For the last few years, comparable public polls dealing with different topics have been carried out in the Czech Republic, Hungary and Poland within the international cooperation based on CEORG. These countries were occasionally joined by other states from Central, Eastern or South Eastern Europe. These more or less regularly repeated polls include questions asking about the country’s economic situation and household living conditions.
From the end of the Second World War until the beginning of the nineties planed parenthood in the Czech Republic was reduced to termination of pregnancy, that is, to contraception ex post. In the time of highest abortion rate – the second half of the eighties - almost one half of pregnancies ended by induced (unnaturally awakened) abortion. In this almost fifty-year long period there was an inverted relation between fertility and abortion: if the number of abortions increased, the rate of fertility decreased and vice versa (increase and decrease of induced abortion was caused predominantly by changes in the abortion legislation).
Nowadays, painless connection of professional and family life is an ideal desired virtually by all parents in the Czech society. It is certainly difficult to be engaged at work and in the family life as well. All parents face the problem of how to divide their attention and time. Whether this decision happens knowingly or rather intuitively, in the end, the parents have to find a certain compromise between their professional and family life.
On a regular basis, the Centrum pro výzkum veřejného mínění (Public Opinion Research Centre) asks questions relating to the environment several times a year. A part of the questions focuses on the behaviour of respondents and their households, to what degree they themselves try to do well to the environment and whether at all they think that such efforts may have any meaning.

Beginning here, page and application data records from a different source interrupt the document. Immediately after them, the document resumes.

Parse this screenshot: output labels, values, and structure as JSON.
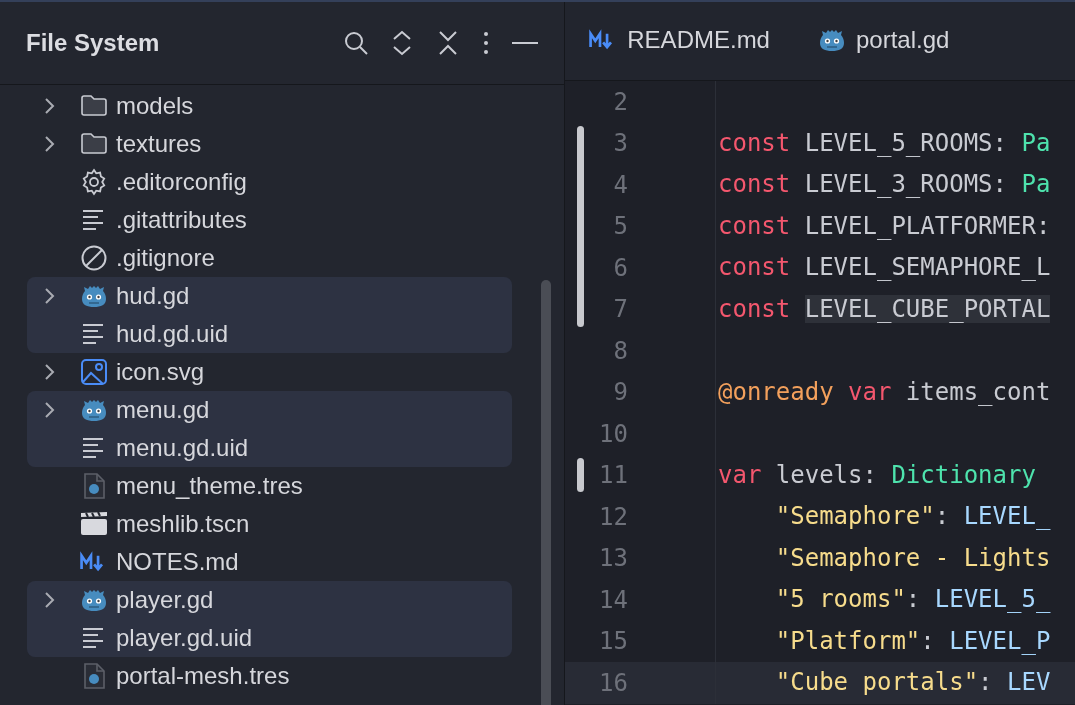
{
  "file_system": {
    "title": "File System",
    "items": [
      {
        "kind": "folder",
        "name": "models",
        "expandable": true
      },
      {
        "kind": "folder",
        "name": "textures",
        "expandable": true
      },
      {
        "kind": "gear",
        "name": ".editorconfig",
        "expandable": false
      },
      {
        "kind": "text",
        "name": ".gitattributes",
        "expandable": false
      },
      {
        "kind": "ignore",
        "name": ".gitignore",
        "expandable": false
      },
      {
        "kind": "group",
        "items": [
          {
            "kind": "script",
            "name": "hud.gd",
            "expandable": true
          },
          {
            "kind": "text",
            "name": "hud.gd.uid",
            "expandable": false
          }
        ]
      },
      {
        "kind": "image",
        "name": "icon.svg",
        "expandable": true
      },
      {
        "kind": "group",
        "items": [
          {
            "kind": "script",
            "name": "menu.gd",
            "expandable": true
          },
          {
            "kind": "text",
            "name": "menu.gd.uid",
            "expandable": false
          }
        ]
      },
      {
        "kind": "resource",
        "name": "menu_theme.tres",
        "expandable": false
      },
      {
        "kind": "scene",
        "name": "meshlib.tscn",
        "expandable": false
      },
      {
        "kind": "markdown",
        "name": "NOTES.md",
        "expandable": false
      },
      {
        "kind": "group",
        "items": [
          {
            "kind": "script",
            "name": "player.gd",
            "expandable": true
          },
          {
            "kind": "text",
            "name": "player.gd.uid",
            "expandable": false
          }
        ]
      },
      {
        "kind": "resource",
        "name": "portal-mesh.tres",
        "expandable": false
      }
    ]
  },
  "editor": {
    "tabs": [
      {
        "kind": "markdown",
        "label": "README.md",
        "selected": false
      },
      {
        "kind": "script",
        "label": "portal.gd",
        "selected": false
      }
    ],
    "lines": [
      {
        "number": "2",
        "changed": false,
        "current": false
      },
      {
        "number": "3",
        "changed": true,
        "current": false,
        "tokens": [
          {
            "kind": "keyword",
            "text": "const"
          },
          {
            "kind": "plain",
            "text": " LEVEL_5_ROOMS: "
          },
          {
            "kind": "type",
            "text": "Pa"
          }
        ]
      },
      {
        "number": "4",
        "changed": true,
        "current": false,
        "tokens": [
          {
            "kind": "keyword",
            "text": "const"
          },
          {
            "kind": "plain",
            "text": " LEVEL_3_ROOMS: "
          },
          {
            "kind": "type",
            "text": "Pa"
          }
        ]
      },
      {
        "number": "5",
        "changed": true,
        "current": false,
        "tokens": [
          {
            "kind": "keyword",
            "text": "const"
          },
          {
            "kind": "plain",
            "text": " LEVEL_PLATFORMER:"
          }
        ]
      },
      {
        "number": "6",
        "changed": true,
        "current": false,
        "tokens": [
          {
            "kind": "keyword",
            "text": "const"
          },
          {
            "kind": "plain",
            "text": " LEVEL_SEMAPHORE_L"
          }
        ]
      },
      {
        "number": "7",
        "changed": true,
        "current": false,
        "tokens": [
          {
            "kind": "keyword",
            "text": "const "
          },
          {
            "kind": "plain",
            "text": "LEVEL_CUBE_PORTAL",
            "highlighted": true
          }
        ]
      },
      {
        "number": "8",
        "changed": false,
        "current": false
      },
      {
        "number": "9",
        "changed": false,
        "current": false,
        "tokens": [
          {
            "kind": "annotation",
            "text": "@onready "
          },
          {
            "kind": "keyword",
            "text": "var"
          },
          {
            "kind": "plain",
            "text": " items_cont"
          }
        ]
      },
      {
        "number": "10",
        "changed": false,
        "current": false
      },
      {
        "number": "11",
        "changed": true,
        "current": false,
        "tokens": [
          {
            "kind": "keyword",
            "text": "var"
          },
          {
            "kind": "plain",
            "text": " levels: "
          },
          {
            "kind": "type",
            "text": "Dictionary"
          }
        ]
      },
      {
        "number": "12",
        "changed": false,
        "current": false,
        "tokens": [
          {
            "kind": "string",
            "text": "    \"Semaphore\""
          },
          {
            "kind": "plain",
            "text": ": "
          },
          {
            "kind": "constant",
            "text": "LEVEL_"
          }
        ]
      },
      {
        "number": "13",
        "changed": false,
        "current": false,
        "tokens": [
          {
            "kind": "string",
            "text": "    \"Semaphore - Lights"
          }
        ]
      },
      {
        "number": "14",
        "changed": false,
        "current": false,
        "tokens": [
          {
            "kind": "string",
            "text": "    \"5 rooms\""
          },
          {
            "kind": "plain",
            "text": ": "
          },
          {
            "kind": "constant",
            "text": "LEVEL_5_"
          }
        ]
      },
      {
        "number": "15",
        "changed": false,
        "current": false,
        "tokens": [
          {
            "kind": "string",
            "text": "    \"Platform\""
          },
          {
            "kind": "plain",
            "text": ": "
          },
          {
            "kind": "constant",
            "text": "LEVEL_P"
          }
        ]
      },
      {
        "number": "16",
        "changed": false,
        "current": true,
        "tokens": [
          {
            "kind": "string",
            "text": "    \"Cube portals\""
          },
          {
            "kind": "plain",
            "text": ": "
          },
          {
            "kind": "constant",
            "text": "LEV"
          }
        ]
      }
    ]
  }
}
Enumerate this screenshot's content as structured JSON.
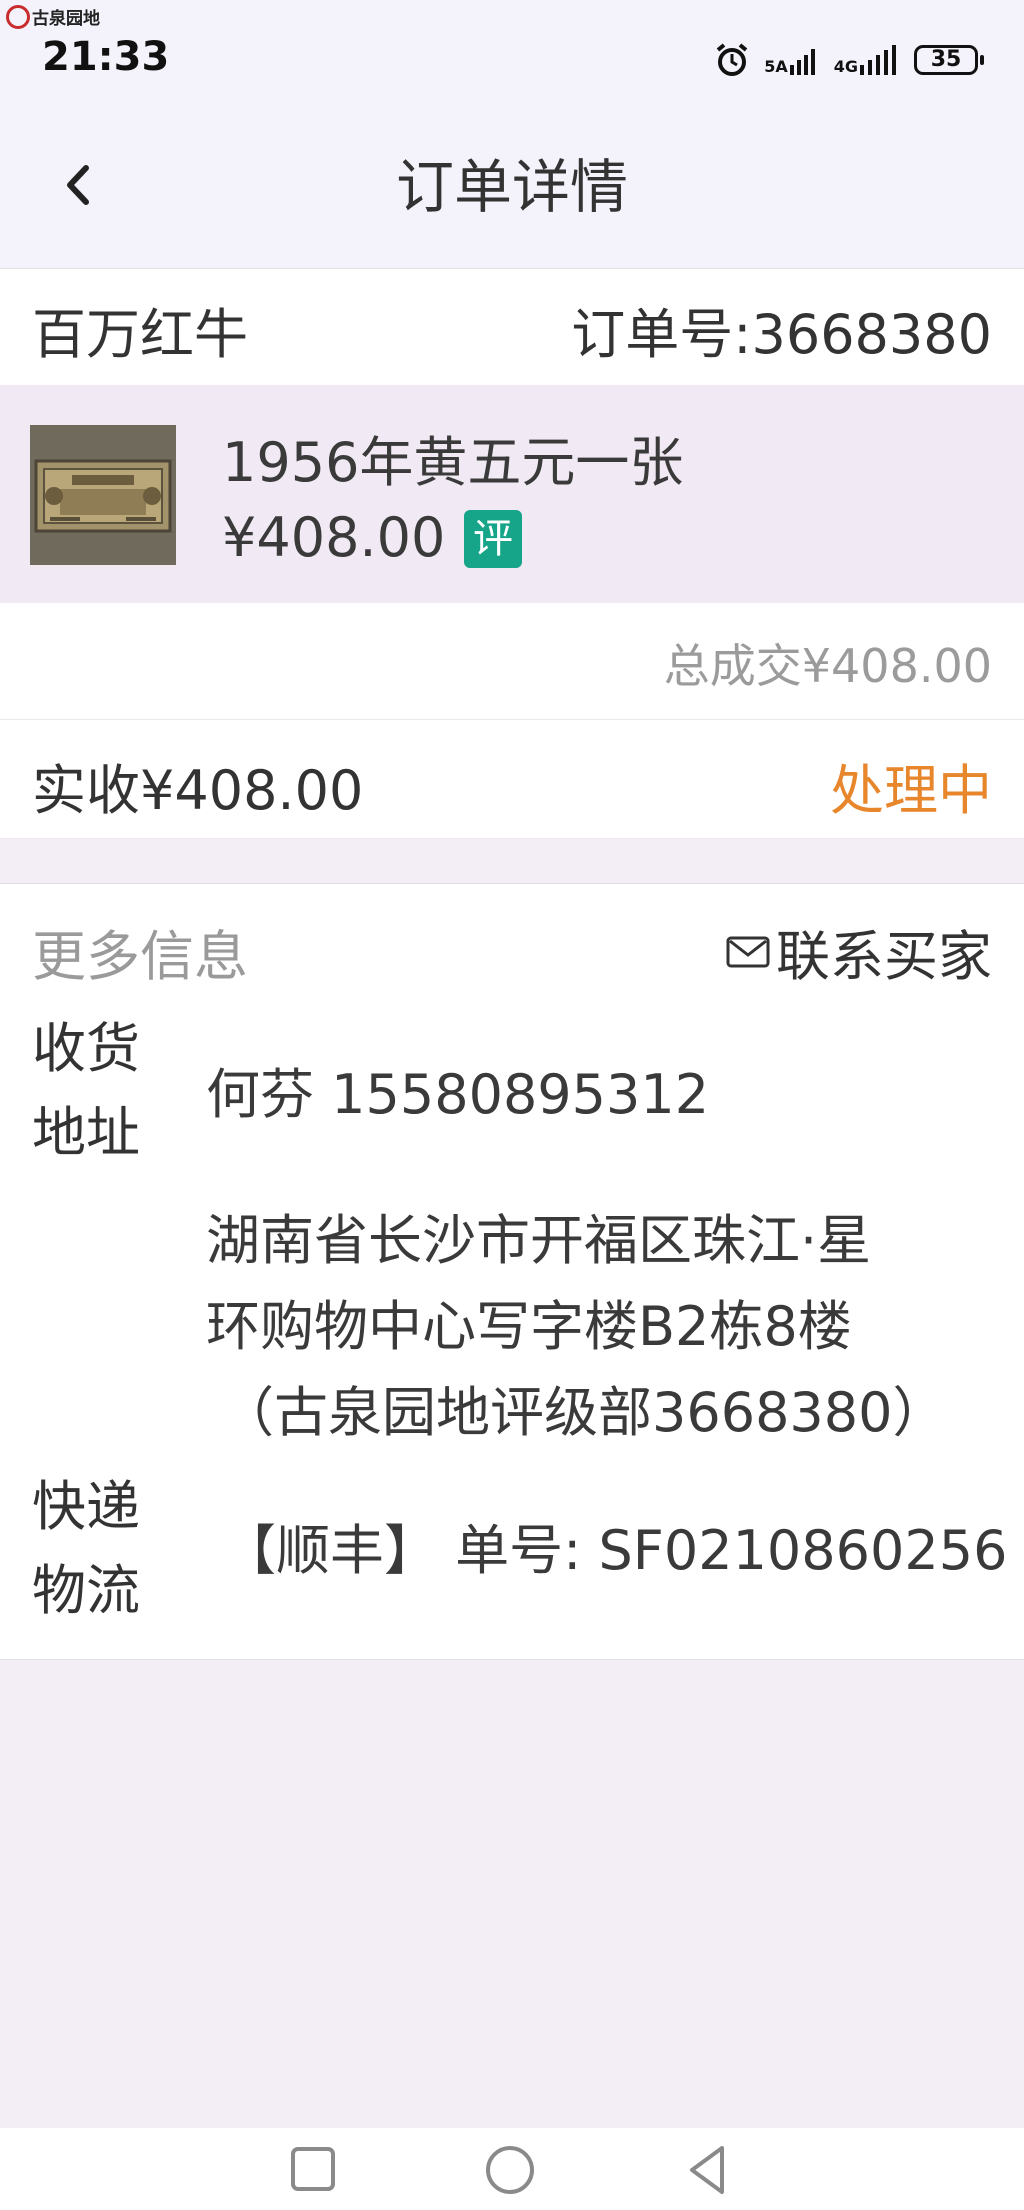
{
  "status_bar": {
    "app_name": "古泉园地",
    "time": "21:33",
    "network1": "5A",
    "network2": "4G",
    "battery": "35"
  },
  "header": {
    "title": "订单详情",
    "back_icon": "chevron-left-icon"
  },
  "order": {
    "shop_name": "百万红牛",
    "order_number": "订单号:3668380"
  },
  "item": {
    "name": "1956年黄五元一张",
    "price": "¥408.00",
    "tag": "评"
  },
  "summary": {
    "total": "总成交¥408.00",
    "received": "实收¥408.00",
    "status": "处理中",
    "status_color": "#e8862c"
  },
  "more_info": {
    "title": "更多信息",
    "contact_label": "联系买家",
    "address_label_line1": "收货",
    "address_label_line2": "地址",
    "recipient": "何芬 15580895312",
    "address_line1": "湖南省长沙市开福区珠江·星",
    "address_line2": "环购物中心写字楼B2栋8楼",
    "address_line3": "（古泉园地评级部3668380）",
    "shipping_label_line1": "快递",
    "shipping_label_line2": "物流",
    "shipping_info": "【顺丰】 单号: SF0210860256"
  },
  "colors": {
    "accent_tag": "#17a589",
    "background": "#f3edf5"
  }
}
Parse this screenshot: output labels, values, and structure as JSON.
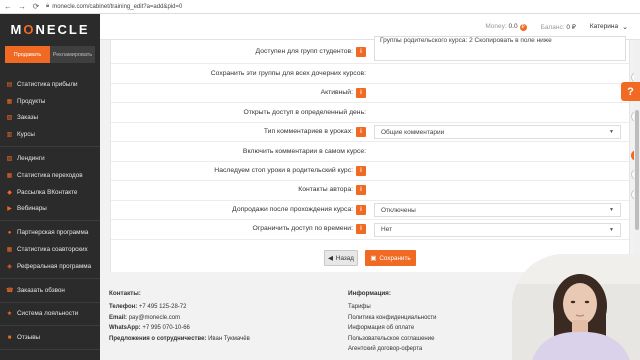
{
  "browser": {
    "url": "monecle.com/cabinet/training_edit?a=add&pid=0"
  },
  "sidebar": {
    "logo": "MONECLE",
    "modes": [
      {
        "label": "Продавать"
      },
      {
        "label": "Рекламировать"
      }
    ],
    "groups": [
      [
        {
          "label": "Статистика прибыли",
          "icon": "chart-icon"
        },
        {
          "label": "Продукты",
          "icon": "box-icon"
        },
        {
          "label": "Заказы",
          "icon": "cart-icon"
        },
        {
          "label": "Курсы",
          "icon": "book-icon"
        }
      ],
      [
        {
          "label": "Лендинги",
          "icon": "page-icon"
        },
        {
          "label": "Статистика переходов",
          "icon": "stats-icon"
        },
        {
          "label": "Рассылка ВКонтакте",
          "icon": "vk-icon"
        },
        {
          "label": "Вебинары",
          "icon": "video-icon"
        }
      ],
      [
        {
          "label": "Партнерская программа",
          "icon": "users-icon"
        },
        {
          "label": "Статистика соавторских",
          "icon": "stats-icon"
        },
        {
          "label": "Реферальная программа",
          "icon": "link-icon"
        }
      ],
      [
        {
          "label": "Заказать обзвон",
          "icon": "phone-icon"
        }
      ],
      [
        {
          "label": "Система лояльности",
          "icon": "star-icon"
        }
      ],
      [
        {
          "label": "Отзывы",
          "icon": "comment-icon"
        }
      ]
    ]
  },
  "topbar": {
    "money_label": "Money:",
    "money_value": "0.0",
    "balance_label": "Баланс:",
    "balance_value": "0 ₽",
    "user_name": "Катерина"
  },
  "form": {
    "groups_text_label": "Доступен для групп студентов:",
    "groups_text_value": "Группы родительского курса: 2 Скопировать в поле ниже",
    "rows": [
      {
        "label": "Сохранить эти группы для всех дочерних курсов:",
        "info": false,
        "type": "toggle",
        "on": false
      },
      {
        "label": "Активный:",
        "info": true,
        "type": "toggle",
        "on": false
      },
      {
        "label": "Открыть доступ в определенный день:",
        "info": false,
        "type": "toggle",
        "on": false
      },
      {
        "label": "Тип комментариев в уроках:",
        "info": true,
        "type": "select",
        "value": "Общие комментарии"
      },
      {
        "label": "Включить комментарии в самом курсе:",
        "info": false,
        "type": "toggle",
        "on": true
      },
      {
        "label": "Наследуем стоп уроки в родительский курс:",
        "info": true,
        "type": "toggle",
        "on": false
      },
      {
        "label": "Контакты автора:",
        "info": true,
        "type": "toggle",
        "on": false
      },
      {
        "label": "Допродажи после прохождения курса:",
        "info": true,
        "type": "select",
        "value": "Отключены"
      },
      {
        "label": "Ограничить доступ по времени:",
        "info": true,
        "type": "select",
        "value": "Нет"
      }
    ],
    "info_glyph": "i",
    "back_label": "Назад",
    "save_label": "Сохранить"
  },
  "help_glyph": "?",
  "footer": {
    "contacts_title": "Контакты:",
    "phone_label": "Телефон:",
    "phone_value": "+7 495 125-28-72",
    "email_label": "Email:",
    "email_value": "pay@monecle.com",
    "whatsapp_label": "WhatsApp:",
    "whatsapp_value": "+7 995 070-10-66",
    "partner_label": "Предложения о сотрудничестве:",
    "partner_value": "Иван Тукмачёв",
    "info_title": "Информация:",
    "info_links": [
      "Тарифы",
      "Политика конфиденциальности",
      "Информация об оплате",
      "Пользовательское соглашение",
      "Агентский договор-оферта"
    ]
  },
  "colors": {
    "accent": "#f06a24",
    "sidebar_bg": "#2b2b2b"
  }
}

Other questions deal with assessing activities of various institutions active in environmental protection and, in general, the behaviour of companies, residents and legislation.
We will not diverge too far from the truth if we assume that most reserachers taking part in social research consider the period of field data collection as a sort of unwelcome pause between two important acts: preparation and evaluation. As if their work stopped at that moment, as if the raging mountain river of current research hid somewhere in the rocks and underground caverns in order to reappear after a time quietly burbling somewhere down in the valley.
Motivation context for party preferences and the election act criteria are a very multi-faceted variable difficult to grasp and cannot be isolated from the entire process, in which opinions are formed. Understanding or interpretation of natural laws behind actual election behaviour is, therefore, an immensely complex and multi-faceted issue. Political opinions of individuals, in principle, derive from identification with various specific and/or reference groups such as family, internally homogenous work, religious, ethnical groups and – last but not least – party and class collectivity.
Issues from global politics do not appear in sociological investigations or public opinion polls very frequently although their results tend to be relatively interesting and, oftentimes, they meet with extensive interest and response from media as well as the general public. Centrum pro výzkum veřejného mínění (Public Opinion Research Centre) strives, as its possibilities allow, to include questions from this area in its continuous investigations.
* Analysis of the European Parliament elections 2004 in the Czech Republic. Is the theory of second-order elections still valid?
The results of the European Parliament elections in the Czech Republic were surprising for party participants, as well as for observers and students of political science, both from the viewpoint of election turnover, and success achieved by certain political parties. Even though the pre-election polls predicted election turnover of forty percent, no one expected participation at 28 %. High election gains of the opposition parties, ODS (Civic Democrats) and KSČM (Communist Party), were expected.